===== EXCERPTED RECORDS =====
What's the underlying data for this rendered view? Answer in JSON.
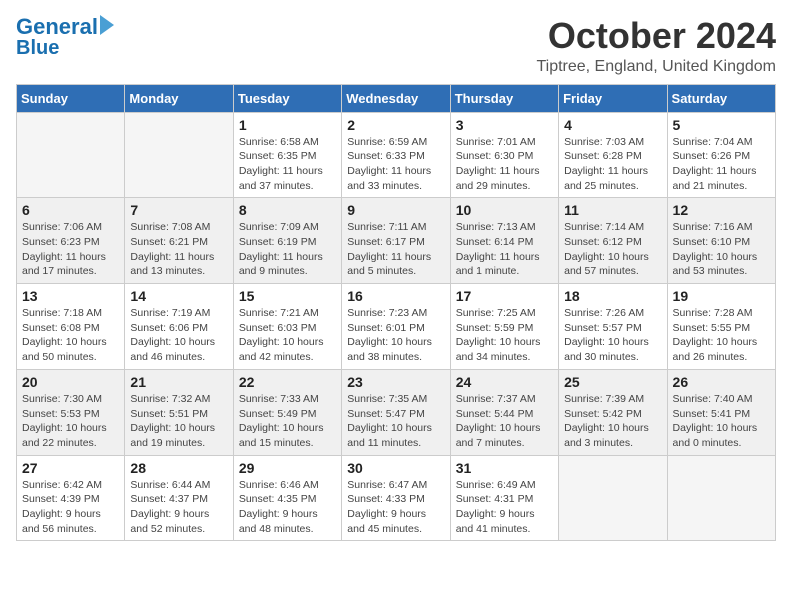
{
  "header": {
    "logo_line1": "General",
    "logo_line2": "Blue",
    "month": "October 2024",
    "location": "Tiptree, England, United Kingdom"
  },
  "weekdays": [
    "Sunday",
    "Monday",
    "Tuesday",
    "Wednesday",
    "Thursday",
    "Friday",
    "Saturday"
  ],
  "weeks": [
    [
      {
        "day": "",
        "sunrise": "",
        "sunset": "",
        "daylight": ""
      },
      {
        "day": "",
        "sunrise": "",
        "sunset": "",
        "daylight": ""
      },
      {
        "day": "1",
        "sunrise": "Sunrise: 6:58 AM",
        "sunset": "Sunset: 6:35 PM",
        "daylight": "Daylight: 11 hours and 37 minutes."
      },
      {
        "day": "2",
        "sunrise": "Sunrise: 6:59 AM",
        "sunset": "Sunset: 6:33 PM",
        "daylight": "Daylight: 11 hours and 33 minutes."
      },
      {
        "day": "3",
        "sunrise": "Sunrise: 7:01 AM",
        "sunset": "Sunset: 6:30 PM",
        "daylight": "Daylight: 11 hours and 29 minutes."
      },
      {
        "day": "4",
        "sunrise": "Sunrise: 7:03 AM",
        "sunset": "Sunset: 6:28 PM",
        "daylight": "Daylight: 11 hours and 25 minutes."
      },
      {
        "day": "5",
        "sunrise": "Sunrise: 7:04 AM",
        "sunset": "Sunset: 6:26 PM",
        "daylight": "Daylight: 11 hours and 21 minutes."
      }
    ],
    [
      {
        "day": "6",
        "sunrise": "Sunrise: 7:06 AM",
        "sunset": "Sunset: 6:23 PM",
        "daylight": "Daylight: 11 hours and 17 minutes."
      },
      {
        "day": "7",
        "sunrise": "Sunrise: 7:08 AM",
        "sunset": "Sunset: 6:21 PM",
        "daylight": "Daylight: 11 hours and 13 minutes."
      },
      {
        "day": "8",
        "sunrise": "Sunrise: 7:09 AM",
        "sunset": "Sunset: 6:19 PM",
        "daylight": "Daylight: 11 hours and 9 minutes."
      },
      {
        "day": "9",
        "sunrise": "Sunrise: 7:11 AM",
        "sunset": "Sunset: 6:17 PM",
        "daylight": "Daylight: 11 hours and 5 minutes."
      },
      {
        "day": "10",
        "sunrise": "Sunrise: 7:13 AM",
        "sunset": "Sunset: 6:14 PM",
        "daylight": "Daylight: 11 hours and 1 minute."
      },
      {
        "day": "11",
        "sunrise": "Sunrise: 7:14 AM",
        "sunset": "Sunset: 6:12 PM",
        "daylight": "Daylight: 10 hours and 57 minutes."
      },
      {
        "day": "12",
        "sunrise": "Sunrise: 7:16 AM",
        "sunset": "Sunset: 6:10 PM",
        "daylight": "Daylight: 10 hours and 53 minutes."
      }
    ],
    [
      {
        "day": "13",
        "sunrise": "Sunrise: 7:18 AM",
        "sunset": "Sunset: 6:08 PM",
        "daylight": "Daylight: 10 hours and 50 minutes."
      },
      {
        "day": "14",
        "sunrise": "Sunrise: 7:19 AM",
        "sunset": "Sunset: 6:06 PM",
        "daylight": "Daylight: 10 hours and 46 minutes."
      },
      {
        "day": "15",
        "sunrise": "Sunrise: 7:21 AM",
        "sunset": "Sunset: 6:03 PM",
        "daylight": "Daylight: 10 hours and 42 minutes."
      },
      {
        "day": "16",
        "sunrise": "Sunrise: 7:23 AM",
        "sunset": "Sunset: 6:01 PM",
        "daylight": "Daylight: 10 hours and 38 minutes."
      },
      {
        "day": "17",
        "sunrise": "Sunrise: 7:25 AM",
        "sunset": "Sunset: 5:59 PM",
        "daylight": "Daylight: 10 hours and 34 minutes."
      },
      {
        "day": "18",
        "sunrise": "Sunrise: 7:26 AM",
        "sunset": "Sunset: 5:57 PM",
        "daylight": "Daylight: 10 hours and 30 minutes."
      },
      {
        "day": "19",
        "sunrise": "Sunrise: 7:28 AM",
        "sunset": "Sunset: 5:55 PM",
        "daylight": "Daylight: 10 hours and 26 minutes."
      }
    ],
    [
      {
        "day": "20",
        "sunrise": "Sunrise: 7:30 AM",
        "sunset": "Sunset: 5:53 PM",
        "daylight": "Daylight: 10 hours and 22 minutes."
      },
      {
        "day": "21",
        "sunrise": "Sunrise: 7:32 AM",
        "sunset": "Sunset: 5:51 PM",
        "daylight": "Daylight: 10 hours and 19 minutes."
      },
      {
        "day": "22",
        "sunrise": "Sunrise: 7:33 AM",
        "sunset": "Sunset: 5:49 PM",
        "daylight": "Daylight: 10 hours and 15 minutes."
      },
      {
        "day": "23",
        "sunrise": "Sunrise: 7:35 AM",
        "sunset": "Sunset: 5:47 PM",
        "daylight": "Daylight: 10 hours and 11 minutes."
      },
      {
        "day": "24",
        "sunrise": "Sunrise: 7:37 AM",
        "sunset": "Sunset: 5:44 PM",
        "daylight": "Daylight: 10 hours and 7 minutes."
      },
      {
        "day": "25",
        "sunrise": "Sunrise: 7:39 AM",
        "sunset": "Sunset: 5:42 PM",
        "daylight": "Daylight: 10 hours and 3 minutes."
      },
      {
        "day": "26",
        "sunrise": "Sunrise: 7:40 AM",
        "sunset": "Sunset: 5:41 PM",
        "daylight": "Daylight: 10 hours and 0 minutes."
      }
    ],
    [
      {
        "day": "27",
        "sunrise": "Sunrise: 6:42 AM",
        "sunset": "Sunset: 4:39 PM",
        "daylight": "Daylight: 9 hours and 56 minutes."
      },
      {
        "day": "28",
        "sunrise": "Sunrise: 6:44 AM",
        "sunset": "Sunset: 4:37 PM",
        "daylight": "Daylight: 9 hours and 52 minutes."
      },
      {
        "day": "29",
        "sunrise": "Sunrise: 6:46 AM",
        "sunset": "Sunset: 4:35 PM",
        "daylight": "Daylight: 9 hours and 48 minutes."
      },
      {
        "day": "30",
        "sunrise": "Sunrise: 6:47 AM",
        "sunset": "Sunset: 4:33 PM",
        "daylight": "Daylight: 9 hours and 45 minutes."
      },
      {
        "day": "31",
        "sunrise": "Sunrise: 6:49 AM",
        "sunset": "Sunset: 4:31 PM",
        "daylight": "Daylight: 9 hours and 41 minutes."
      },
      {
        "day": "",
        "sunrise": "",
        "sunset": "",
        "daylight": ""
      },
      {
        "day": "",
        "sunrise": "",
        "sunset": "",
        "daylight": ""
      }
    ]
  ]
}
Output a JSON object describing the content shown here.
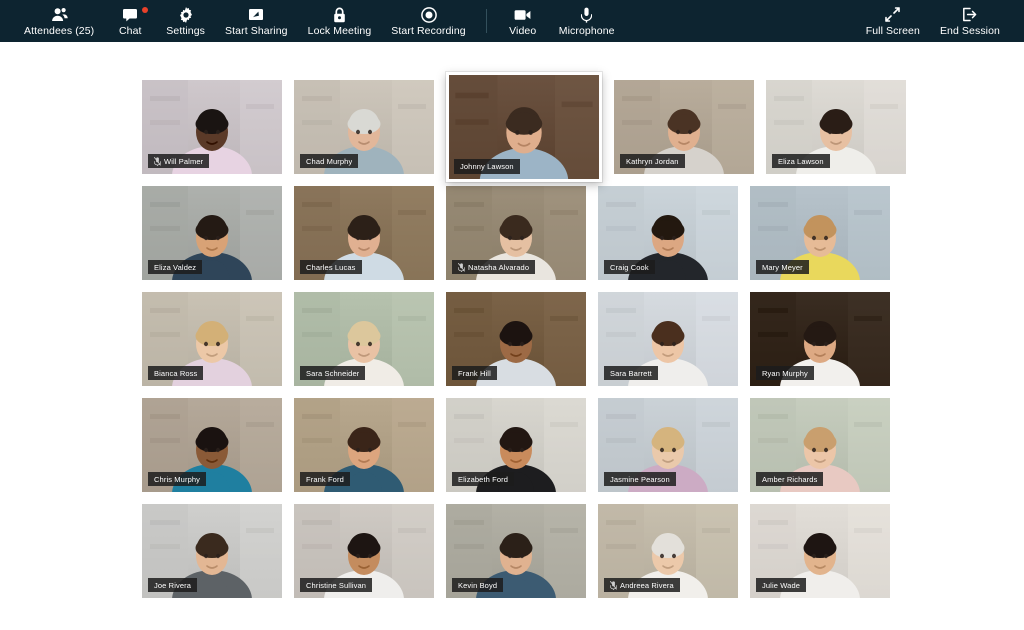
{
  "toolbar": {
    "left_items": [
      {
        "label": "Attendees (25)",
        "icon": "attendees-icon",
        "badge": false
      },
      {
        "label": "Chat",
        "icon": "chat-icon",
        "badge": true
      },
      {
        "label": "Settings",
        "icon": "gear-icon",
        "badge": false
      },
      {
        "label": "Start Sharing",
        "icon": "screen-share-icon",
        "badge": false
      },
      {
        "label": "Lock Meeting",
        "icon": "lock-icon",
        "badge": false
      },
      {
        "label": "Start Recording",
        "icon": "record-icon",
        "badge": false
      },
      {
        "label": "Video",
        "icon": "video-camera-icon",
        "badge": false
      },
      {
        "label": "Microphone",
        "icon": "microphone-icon",
        "badge": false
      }
    ],
    "right_items": [
      {
        "label": "Full Screen",
        "icon": "expand-icon"
      },
      {
        "label": "End Session",
        "icon": "exit-icon"
      }
    ],
    "background_color": "#0d2430",
    "badge_color": "#e8412a",
    "text_color": "#ffffff"
  },
  "grid": {
    "columns": 5,
    "rows": [
      [
        {
          "name": "Will Palmer",
          "muted": true,
          "active": false,
          "bg": "#cfc8cc",
          "skin": "#5b3a28",
          "shirt": "#e7d3e2",
          "hair": "#1a1412"
        },
        {
          "name": "Chad Murphy",
          "muted": false,
          "active": false,
          "bg": "#cdc6bb",
          "skin": "#e2b79a",
          "shirt": "#9fb3bd",
          "hair": "#d9d9d4"
        },
        {
          "name": "Johnny Lawson",
          "muted": false,
          "active": true,
          "bg": "#6b5240",
          "skin": "#dfae8d",
          "shirt": "#9cb4c6",
          "hair": "#3b2b20"
        },
        {
          "name": "Kathryn Jordan",
          "muted": false,
          "active": false,
          "bg": "#b9ad9c",
          "skin": "#e0b08f",
          "shirt": "#d6d2cc",
          "hair": "#4a3324"
        },
        {
          "name": "Eliza Lawson",
          "muted": false,
          "active": false,
          "bg": "#dedbd5",
          "skin": "#e7c0a2",
          "shirt": "#efeeea",
          "hair": "#2a1d16"
        }
      ],
      [
        {
          "name": "Eliza Valdez",
          "muted": false,
          "active": false,
          "bg": "#aeb1ad",
          "skin": "#d8a276",
          "shirt": "#2f4559",
          "hair": "#241a14"
        },
        {
          "name": "Charles Lucas",
          "muted": false,
          "active": false,
          "bg": "#8f7a5f",
          "skin": "#e0b091",
          "shirt": "#cfdbe4",
          "hair": "#2c2018"
        },
        {
          "name": "Natasha Alvarado",
          "muted": true,
          "active": false,
          "bg": "#9c8f7a",
          "skin": "#e5c0a2",
          "shirt": "#e9e5df",
          "hair": "#3a2a1e"
        },
        {
          "name": "Craig Cook",
          "muted": false,
          "active": false,
          "bg": "#cbd4da",
          "skin": "#dca782",
          "shirt": "#23262b",
          "hair": "#23180f"
        },
        {
          "name": "Mary Meyer",
          "muted": false,
          "active": false,
          "bg": "#b7c3cb",
          "skin": "#e6bb97",
          "shirt": "#e9d85c",
          "hair": "#c2935d"
        }
      ],
      [
        {
          "name": "Bianca Ross",
          "muted": false,
          "active": false,
          "bg": "#c9c2b4",
          "skin": "#ecc8a7",
          "shirt": "#e3d1de",
          "hair": "#d3b077"
        },
        {
          "name": "Sara Schneider",
          "muted": false,
          "active": false,
          "bg": "#b6c2ae",
          "skin": "#e9c2a4",
          "shirt": "#f0ece6",
          "hair": "#dcc79c"
        },
        {
          "name": "Frank Hill",
          "muted": false,
          "active": false,
          "bg": "#7b6348",
          "skin": "#9d6a45",
          "shirt": "#d8dde2",
          "hair": "#1c1310"
        },
        {
          "name": "Sara Barrett",
          "muted": false,
          "active": false,
          "bg": "#d6dbe0",
          "skin": "#edc6a6",
          "shirt": "#efeeec",
          "hair": "#4a2f1e"
        },
        {
          "name": "Ryan Murphy",
          "muted": false,
          "active": false,
          "bg": "#3a2d22",
          "skin": "#dda983",
          "shirt": "#f2f0ed",
          "hair": "#241913"
        }
      ],
      [
        {
          "name": "Chris Murphy",
          "muted": false,
          "active": false,
          "bg": "#b5a99a",
          "skin": "#8a5a37",
          "shirt": "#1f7fa0",
          "hair": "#1a1210"
        },
        {
          "name": "Frank Ford",
          "muted": false,
          "active": false,
          "bg": "#b8a88e",
          "skin": "#dca57e",
          "shirt": "#2f5b73",
          "hair": "#3a2519"
        },
        {
          "name": "Elizabeth Ford",
          "muted": false,
          "active": false,
          "bg": "#d8d6cf",
          "skin": "#c98b5c",
          "shirt": "#1d1d1f",
          "hair": "#221712"
        },
        {
          "name": "Jasmine Pearson",
          "muted": false,
          "active": false,
          "bg": "#cbd2d7",
          "skin": "#eac9ab",
          "shirt": "#ccabc4",
          "hair": "#d5b47e"
        },
        {
          "name": "Amber Richards",
          "muted": false,
          "active": false,
          "bg": "#c6cdbe",
          "skin": "#ecc6a8",
          "shirt": "#e8c9c2",
          "hair": "#c99f6e"
        }
      ],
      [
        {
          "name": "Joe Rivera",
          "muted": false,
          "active": false,
          "bg": "#cfcfcd",
          "skin": "#e3b794",
          "shirt": "#5d6266",
          "hair": "#3a2a1e"
        },
        {
          "name": "Christine Sullivan",
          "muted": false,
          "active": false,
          "bg": "#cfcac4",
          "skin": "#c48c5e",
          "shirt": "#efeeec",
          "hair": "#1d1512"
        },
        {
          "name": "Kevin Boyd",
          "muted": false,
          "active": false,
          "bg": "#b3b1a6",
          "skin": "#e0b290",
          "shirt": "#3c5b72",
          "hair": "#2b2018"
        },
        {
          "name": "Andreea Rivera",
          "muted": true,
          "active": false,
          "bg": "#c7bfae",
          "skin": "#ecc9aa",
          "shirt": "#f1efeb",
          "hair": "#e3e0da"
        },
        {
          "name": "Julie Wade",
          "muted": false,
          "active": false,
          "bg": "#e2ded8",
          "skin": "#e2b48d",
          "shirt": "#f0eeeb",
          "hair": "#1e1512"
        }
      ]
    ]
  }
}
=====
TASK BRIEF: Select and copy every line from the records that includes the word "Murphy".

TASK OUTPUT:
          "name": "Chad Murphy",
          "name": "Ryan Murphy",
          "name": "Chris Murphy",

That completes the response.